What the task requires: Word for word, return every record that follows.
Segment Start: The input
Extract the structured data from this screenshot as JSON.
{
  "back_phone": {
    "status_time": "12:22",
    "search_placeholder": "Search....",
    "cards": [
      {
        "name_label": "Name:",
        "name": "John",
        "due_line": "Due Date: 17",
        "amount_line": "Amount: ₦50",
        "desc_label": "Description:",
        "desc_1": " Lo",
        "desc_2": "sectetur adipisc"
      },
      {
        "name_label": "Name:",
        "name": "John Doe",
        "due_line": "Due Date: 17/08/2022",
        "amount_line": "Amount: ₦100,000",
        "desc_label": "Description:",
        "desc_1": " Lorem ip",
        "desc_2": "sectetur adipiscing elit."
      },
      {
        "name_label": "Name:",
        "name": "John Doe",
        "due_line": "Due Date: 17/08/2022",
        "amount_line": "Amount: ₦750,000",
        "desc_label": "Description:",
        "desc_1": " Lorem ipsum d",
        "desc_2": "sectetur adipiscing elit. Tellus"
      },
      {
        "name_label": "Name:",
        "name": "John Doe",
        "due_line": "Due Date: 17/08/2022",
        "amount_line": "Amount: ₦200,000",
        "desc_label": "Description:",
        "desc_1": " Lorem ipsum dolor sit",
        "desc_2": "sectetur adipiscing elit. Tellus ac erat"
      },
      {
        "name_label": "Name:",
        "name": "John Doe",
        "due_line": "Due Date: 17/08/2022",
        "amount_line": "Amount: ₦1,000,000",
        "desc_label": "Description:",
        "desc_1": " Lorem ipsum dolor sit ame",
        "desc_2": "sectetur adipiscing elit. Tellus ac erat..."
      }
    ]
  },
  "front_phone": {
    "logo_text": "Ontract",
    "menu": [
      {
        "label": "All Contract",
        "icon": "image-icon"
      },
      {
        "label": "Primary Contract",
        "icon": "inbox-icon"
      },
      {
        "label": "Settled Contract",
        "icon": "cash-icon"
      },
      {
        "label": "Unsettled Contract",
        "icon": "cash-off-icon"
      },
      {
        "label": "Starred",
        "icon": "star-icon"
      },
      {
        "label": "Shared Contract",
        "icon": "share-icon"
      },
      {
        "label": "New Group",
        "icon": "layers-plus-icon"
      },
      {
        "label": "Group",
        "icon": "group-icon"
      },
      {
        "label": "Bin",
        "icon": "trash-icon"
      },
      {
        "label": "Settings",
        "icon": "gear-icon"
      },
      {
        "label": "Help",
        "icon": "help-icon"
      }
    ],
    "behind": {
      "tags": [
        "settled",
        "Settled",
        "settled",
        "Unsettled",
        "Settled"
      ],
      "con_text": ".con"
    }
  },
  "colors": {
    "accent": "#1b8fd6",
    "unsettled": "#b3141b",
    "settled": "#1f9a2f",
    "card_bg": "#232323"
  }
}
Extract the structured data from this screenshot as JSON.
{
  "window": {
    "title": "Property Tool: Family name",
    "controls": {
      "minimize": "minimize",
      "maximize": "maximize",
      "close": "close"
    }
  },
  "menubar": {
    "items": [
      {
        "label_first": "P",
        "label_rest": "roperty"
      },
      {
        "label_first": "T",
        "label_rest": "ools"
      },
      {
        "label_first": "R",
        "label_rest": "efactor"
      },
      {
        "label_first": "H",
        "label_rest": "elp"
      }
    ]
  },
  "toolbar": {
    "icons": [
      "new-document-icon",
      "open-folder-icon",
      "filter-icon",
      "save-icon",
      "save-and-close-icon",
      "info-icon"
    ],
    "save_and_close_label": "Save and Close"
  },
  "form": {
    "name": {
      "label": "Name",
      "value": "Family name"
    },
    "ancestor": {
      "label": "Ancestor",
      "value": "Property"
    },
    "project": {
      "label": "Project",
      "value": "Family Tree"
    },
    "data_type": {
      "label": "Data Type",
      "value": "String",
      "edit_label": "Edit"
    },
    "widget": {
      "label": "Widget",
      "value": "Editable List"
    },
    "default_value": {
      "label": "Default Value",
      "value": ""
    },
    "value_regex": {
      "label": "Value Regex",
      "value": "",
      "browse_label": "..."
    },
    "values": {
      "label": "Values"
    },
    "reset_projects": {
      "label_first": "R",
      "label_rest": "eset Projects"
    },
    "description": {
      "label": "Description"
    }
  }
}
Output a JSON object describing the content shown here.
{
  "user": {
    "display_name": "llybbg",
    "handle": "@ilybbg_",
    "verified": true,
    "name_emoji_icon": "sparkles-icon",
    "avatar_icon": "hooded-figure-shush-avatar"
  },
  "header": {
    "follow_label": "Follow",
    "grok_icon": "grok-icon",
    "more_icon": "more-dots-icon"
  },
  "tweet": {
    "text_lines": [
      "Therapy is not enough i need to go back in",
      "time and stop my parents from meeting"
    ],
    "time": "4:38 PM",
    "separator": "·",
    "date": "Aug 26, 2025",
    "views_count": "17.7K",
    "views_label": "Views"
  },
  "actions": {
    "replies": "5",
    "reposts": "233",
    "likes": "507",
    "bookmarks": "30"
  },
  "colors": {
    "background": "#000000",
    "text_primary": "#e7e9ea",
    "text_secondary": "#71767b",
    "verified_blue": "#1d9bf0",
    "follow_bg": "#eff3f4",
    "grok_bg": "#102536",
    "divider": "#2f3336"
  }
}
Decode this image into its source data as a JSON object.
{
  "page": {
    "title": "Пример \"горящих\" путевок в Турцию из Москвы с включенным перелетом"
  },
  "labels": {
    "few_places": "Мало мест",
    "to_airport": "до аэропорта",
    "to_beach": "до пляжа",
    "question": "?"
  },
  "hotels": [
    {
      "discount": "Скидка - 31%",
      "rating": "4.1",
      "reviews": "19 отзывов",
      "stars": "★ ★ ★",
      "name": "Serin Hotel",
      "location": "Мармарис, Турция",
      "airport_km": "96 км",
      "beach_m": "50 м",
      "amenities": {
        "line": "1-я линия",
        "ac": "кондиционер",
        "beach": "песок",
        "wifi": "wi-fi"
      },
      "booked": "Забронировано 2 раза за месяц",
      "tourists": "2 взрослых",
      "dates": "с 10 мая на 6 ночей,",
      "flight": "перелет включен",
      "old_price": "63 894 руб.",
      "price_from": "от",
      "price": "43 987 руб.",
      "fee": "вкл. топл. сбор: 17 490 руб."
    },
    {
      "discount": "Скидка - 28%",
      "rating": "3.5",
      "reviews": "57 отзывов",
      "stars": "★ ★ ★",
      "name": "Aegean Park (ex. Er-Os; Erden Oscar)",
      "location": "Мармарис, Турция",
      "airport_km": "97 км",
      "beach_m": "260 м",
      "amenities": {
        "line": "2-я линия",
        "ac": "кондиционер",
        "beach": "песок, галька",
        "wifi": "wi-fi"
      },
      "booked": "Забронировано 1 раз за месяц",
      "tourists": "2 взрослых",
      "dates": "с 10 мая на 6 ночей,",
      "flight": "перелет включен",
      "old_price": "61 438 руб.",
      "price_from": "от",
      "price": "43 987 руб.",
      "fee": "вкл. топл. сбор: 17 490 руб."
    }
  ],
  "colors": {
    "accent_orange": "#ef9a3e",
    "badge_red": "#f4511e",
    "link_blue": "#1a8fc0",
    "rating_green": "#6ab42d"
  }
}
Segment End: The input
Result for this exercise:
Extract the structured data from this screenshot as JSON.
{
  "back_phone": {
    "status_time": "12:22",
    "search_placeholder": "Search....",
    "cards": [
      {
        "name_label": "Name:",
        "name": "John",
        "due_line": "Due Date: 17",
        "amount_line": "Amount: ₦50",
        "desc_label": "Description:",
        "desc_1": " Lo",
        "desc_2": "sectetur adipisc"
      },
      {
        "name_label": "Name:",
        "name": "John Doe",
        "due_line": "Due Date: 17/08/2022",
        "amount_line": "Amount: ₦100,000",
        "desc_label": "Description:",
        "desc_1": " Lorem ip",
        "desc_2": "sectetur adipiscing elit."
      },
      {
        "name_label": "Name:",
        "name": "John Doe",
        "due_line": "Due Date: 17/08/2022",
        "amount_line": "Amount: ₦750,000",
        "desc_label": "Description:",
        "desc_1": " Lorem ipsum d",
        "desc_2": "sectetur adipiscing elit. Tellus"
      },
      {
        "name_label": "Name:",
        "name": "John Doe",
        "due_line": "Due Date: 17/08/2022",
        "amount_line": "Amount: ₦200,000",
        "desc_label": "Description:",
        "desc_1": " Lorem ipsum dolor sit",
        "desc_2": "sectetur adipiscing elit. Tellus ac erat"
      },
      {
        "name_label": "Name:",
        "name": "John Doe",
        "due_line": "Due Date: 17/08/2022",
        "amount_line": "Amount: ₦1,000,000",
        "desc_label": "Description:",
        "desc_1": " Lorem ipsum dolor sit ame",
        "desc_2": "sectetur adipiscing elit. Tellus ac erat..."
      }
    ]
  },
  "front_phone": {
    "logo_text": "Ontract",
    "menu": [
      {
        "label": "All Contract",
        "icon": "image-icon"
      },
      {
        "label": "Primary Contract",
        "icon": "inbox-icon"
      },
      {
        "label": "Settled Contract",
        "icon": "cash-icon"
      },
      {
        "label": "Unsettled Contract",
        "icon": "cash-off-icon"
      },
      {
        "label": "Starred",
        "icon": "star-icon"
      },
      {
        "label": "Shared Contract",
        "icon": "share-icon"
      },
      {
        "label": "New Group",
        "icon": "layers-plus-icon"
      },
      {
        "label": "Group",
        "icon": "group-icon"
      },
      {
        "label": "Bin",
        "icon": "trash-icon"
      },
      {
        "label": "Settings",
        "icon": "gear-icon"
      },
      {
        "label": "Help",
        "icon": "help-icon"
      }
    ],
    "behind": {
      "tags": [
        "settled",
        "Settled",
        "settled",
        "Unsettled",
        "Settled"
      ],
      "con_text": ".con"
    }
  },
  "colors": {
    "accent": "#1b8fd6",
    "unsettled": "#b3141b",
    "settled": "#1f9a2f",
    "card_bg": "#232323"
  }
}
Extract the structured data from this screenshot as JSON.
{
  "window": {
    "title": "Property Tool: Family name",
    "controls": {
      "minimize": "minimize",
      "maximize": "maximize",
      "close": "close"
    }
  },
  "menubar": {
    "items": [
      {
        "label_first": "P",
        "label_rest": "roperty"
      },
      {
        "label_first": "T",
        "label_rest": "ools"
      },
      {
        "label_first": "R",
        "label_rest": "efactor"
      },
      {
        "label_first": "H",
        "label_rest": "elp"
      }
    ]
  },
  "toolbar": {
    "icons": [
      "new-document-icon",
      "open-folder-icon",
      "filter-icon",
      "save-icon",
      "save-and-close-icon",
      "info-icon"
    ],
    "save_and_close_label": "Save and Close"
  },
  "form": {
    "name": {
      "label": "Name",
      "value": "Family name"
    },
    "ancestor": {
      "label": "Ancestor",
      "value": "Property"
    },
    "project": {
      "label": "Project",
      "value": "Family Tree"
    },
    "data_type": {
      "label": "Data Type",
      "value": "String",
      "edit_label": "Edit"
    },
    "widget": {
      "label": "Widget",
      "value": "Editable List"
    },
    "default_value": {
      "label": "Default Value",
      "value": ""
    },
    "value_regex": {
      "label": "Value Regex",
      "value": "",
      "browse_label": "..."
    },
    "values": {
      "label": "Values"
    },
    "reset_projects": {
      "label_first": "R",
      "label_rest": "eset Projects"
    },
    "description": {
      "label": "Description"
    }
  }
}
Output a JSON object describing the content shown here.
{
  "user": {
    "display_name": "llybbg",
    "handle": "@ilybbg_",
    "verified": true,
    "name_emoji_icon": "sparkles-icon",
    "avatar_icon": "hooded-figure-shush-avatar"
  },
  "header": {
    "follow_label": "Follow",
    "grok_icon": "grok-icon",
    "more_icon": "more-dots-icon"
  },
  "tweet": {
    "text_lines": [
      "Therapy is not enough i need to go back in",
      "time and stop my parents from meeting"
    ],
    "time": "4:38 PM",
    "separator": "·",
    "date": "Aug 26, 2025",
    "views_count": "17.7K",
    "views_label": "Views"
  },
  "actions": {
    "replies": "5",
    "reposts": "233",
    "likes": "507",
    "bookmarks": "30"
  },
  "colors": {
    "background": "#000000",
    "text_primary": "#e7e9ea",
    "text_secondary": "#71767b",
    "verified_blue": "#1d9bf0",
    "follow_bg": "#eff3f4",
    "grok_bg": "#102536",
    "divider": "#2f3336"
  }
}
Decode this image into its source data as a JSON object.
{
  "page": {
    "title": "Пример \"горящих\" путевок в Турцию из Москвы с включенным перелетом"
  },
  "labels": {
    "few_places": "Мало мест",
    "to_airport": "до аэропорта",
    "to_beach": "до пляжа",
    "question": "?"
  },
  "hotels": [
    {
      "discount": "Скидка - 31%",
      "rating": "4.1",
      "reviews": "19 отзывов",
      "stars": "★ ★ ★",
      "name": "Serin Hotel",
      "location": "Мармарис, Турция",
      "airport_km": "96 км",
      "beach_m": "50 м",
      "amenities": {
        "line": "1-я линия",
        "ac": "кондиционер",
        "beach": "песок",
        "wifi": "wi-fi"
      },
      "booked": "Забронировано 2 раза за месяц",
      "tourists": "2 взрослых",
      "dates": "с 10 мая на 6 ночей,",
      "flight": "перелет включен",
      "old_price": "63 894 руб.",
      "price_from": "от",
      "price": "43 987 руб.",
      "fee": "вкл. топл. сбор: 17 490 руб."
    },
    {
      "discount": "Скидка - 28%",
      "rating": "3.5",
      "reviews": "57 отзывов",
      "stars": "★ ★ ★",
      "name": "Aegean Park (ex. Er-Os; Erden Oscar)",
      "location": "Мармарис, Турция",
      "airport_km": "97 км",
      "beach_m": "260 м",
      "amenities": {
        "line": "2-я линия",
        "ac": "кондиционер",
        "beach": "песок, галька",
        "wifi": "wi-fi"
      },
      "booked": "Забронировано 1 раз за месяц",
      "tourists": "2 взрослых",
      "dates": "с 10 мая на 6 ночей,",
      "flight": "перелет включен",
      "old_price": "61 438 руб.",
      "price_from": "от",
      "price": "43 987 руб.",
      "fee": "вкл. топл. сбор: 17 490 руб."
    }
  ],
  "colors": {
    "accent_orange": "#ef9a3e",
    "badge_red": "#f4511e",
    "link_blue": "#1a8fc0",
    "rating_green": "#6ab42d"
  }
}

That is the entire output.